My final project for our Writing Across the Curriculum class is to develop the template for my math portfolio. It's due May 5th (I think?) which means I haven't really started on it yet. I have ideas in my head and a few resources. I plan on it being a mix of data (graphs from Lee Jenkins) reflections on that data, the math part, and reflections about the math part. A lot of writing, but not an overwhelming amount. It has to be doable. And my goal is not just for them to write but to use writing as a tool for learning. I may or may not have that part figured out yet.

Anyway, Lee Jenkins came a couple weeks ago to meet with us again and even though I haven't started any of his ideas yet, he did introduce me to the dichotomous rubric. The examples he showed me were about writing but so is my math portfolio so it wasn't too far of a stretch.

So I've made my own and it's the first real contribution to my portfolio but hey, it's a start.


It's pretty and it's colorful and I quite like it.

Feedback?

4.07.2012

Post It Note Answer Key


I first read about this idea from Amy Gruen's blog.

During my area unit I was teaching composite areas for the first time. I found a worksheet on BetterLesson that I really liked so I edited it and made a powerpoint to go along with it. The worksheet has a direct instruction, guided practice, and independent practice section. I've never taught this before and I was really nervous that everyone would be lost and confused. I was expecting tons of questions and chaos. So I needed some kind of structure or strategy that would keep me from pulling my hair out.

Here's what I came up with. I worked out the answers to each problem individually on a post it.


On the chalkboard, I wrote numbers with a square under it and put each post it inside the square.


I told the class as they worked to check their answers with the post it. If they were stuck then they could also go look at how the problem was done. This is better than letting them take the post-its to their seat which would mean temptation to copy every answer. If a student stood up there long enough to copy down every problem, I'm pretty sure I would notice that. 

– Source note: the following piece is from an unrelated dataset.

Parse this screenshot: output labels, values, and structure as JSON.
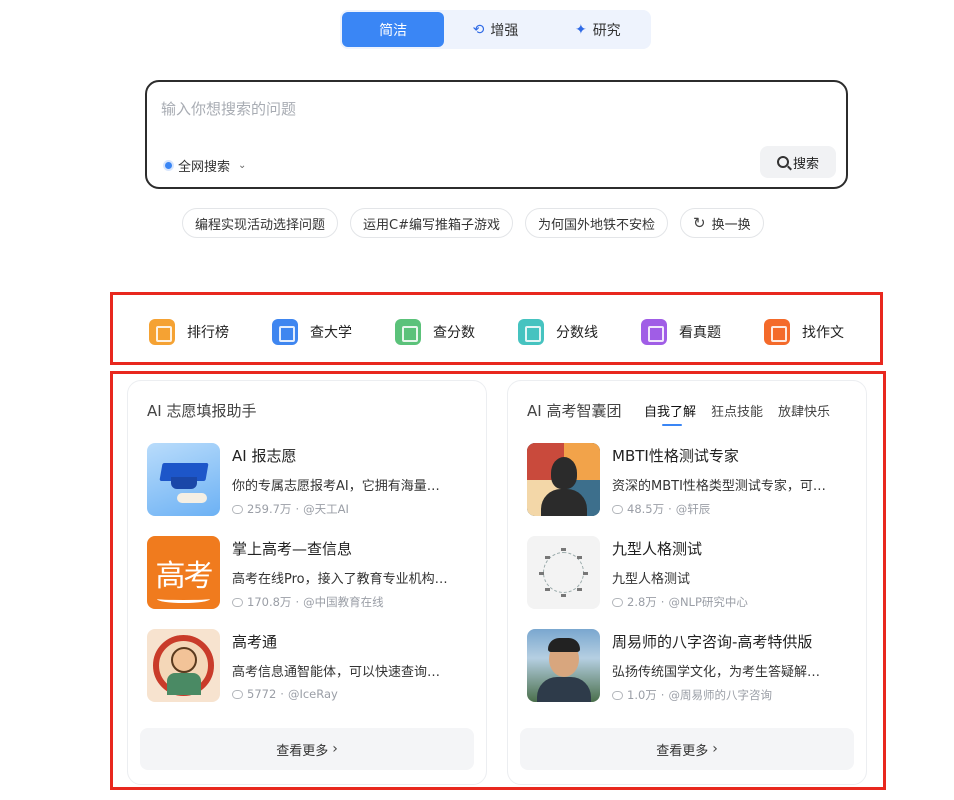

It would have been a good idea to spread them out more but I only have one chalkboard.

It turns out that since my students are so lazy, most of them didn't bother to get up and look but instead just asked the student sitting closest to the board to tell them the answer. And that was okay, because they were still able to check their answers and I knew they weren't cheating.

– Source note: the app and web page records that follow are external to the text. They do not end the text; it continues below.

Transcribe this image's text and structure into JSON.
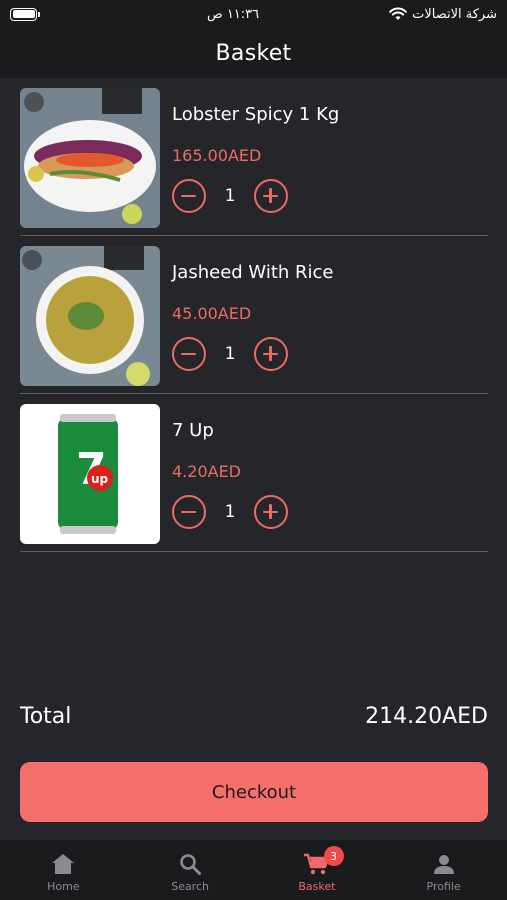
{
  "status_bar": {
    "time": "١١:٣٦ ص",
    "carrier": "شركة الاتصالات"
  },
  "header": {
    "title": "Basket"
  },
  "items": [
    {
      "name": "Lobster Spicy 1 Kg",
      "price": "165.00AED",
      "quantity": "1",
      "image": "lobster-dish"
    },
    {
      "name": "Jasheed With Rice",
      "price": "45.00AED",
      "quantity": "1",
      "image": "rice-dish"
    },
    {
      "name": "7 Up",
      "price": "4.20AED",
      "quantity": "1",
      "image": "7up-can"
    }
  ],
  "total": {
    "label": "Total",
    "value": "214.20AED"
  },
  "checkout": {
    "label": "Checkout"
  },
  "tabbar": {
    "tabs": [
      {
        "label": "Home",
        "icon": "home-icon"
      },
      {
        "label": "Search",
        "icon": "search-icon"
      },
      {
        "label": "Basket",
        "icon": "cart-icon",
        "badge": "3"
      },
      {
        "label": "Profile",
        "icon": "profile-icon"
      }
    ]
  },
  "colors": {
    "accent": "#ee6a6a",
    "background": "#252629",
    "checkout_button": "#f56f6c"
  }
}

I also told students I would not be answering any questions like "Is this the right answer?" since they could easily answer that themselves.

What went wrong is that since we were doing composite areas, there are many different ways to getting the answer. Which is good. But looking at my post it note with only one way to do it...not so good. 

In theory, the idea was great and it's a strategy I will try again. But probably on something that's a little more...straightforward.